- ASSIGNED TASK -
Determine the number of lines of the records below that include "label". Respond with the number and no other text.

Extracted records:
::::::::

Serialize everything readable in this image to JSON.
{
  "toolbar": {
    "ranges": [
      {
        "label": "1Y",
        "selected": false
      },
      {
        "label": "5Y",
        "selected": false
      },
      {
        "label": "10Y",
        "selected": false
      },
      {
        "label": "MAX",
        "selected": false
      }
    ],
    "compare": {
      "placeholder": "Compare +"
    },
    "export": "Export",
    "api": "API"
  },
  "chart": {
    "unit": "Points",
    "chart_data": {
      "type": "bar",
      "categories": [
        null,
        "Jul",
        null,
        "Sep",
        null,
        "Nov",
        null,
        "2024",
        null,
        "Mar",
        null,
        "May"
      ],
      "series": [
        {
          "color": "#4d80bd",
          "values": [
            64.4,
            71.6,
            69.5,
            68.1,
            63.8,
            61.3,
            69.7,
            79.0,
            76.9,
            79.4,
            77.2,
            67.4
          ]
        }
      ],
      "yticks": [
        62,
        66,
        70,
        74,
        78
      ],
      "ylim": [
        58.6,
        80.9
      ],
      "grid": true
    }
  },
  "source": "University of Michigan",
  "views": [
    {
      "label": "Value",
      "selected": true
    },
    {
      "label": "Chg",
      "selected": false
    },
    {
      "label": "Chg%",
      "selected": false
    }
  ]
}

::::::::

- EXPECTED ANSWER -
7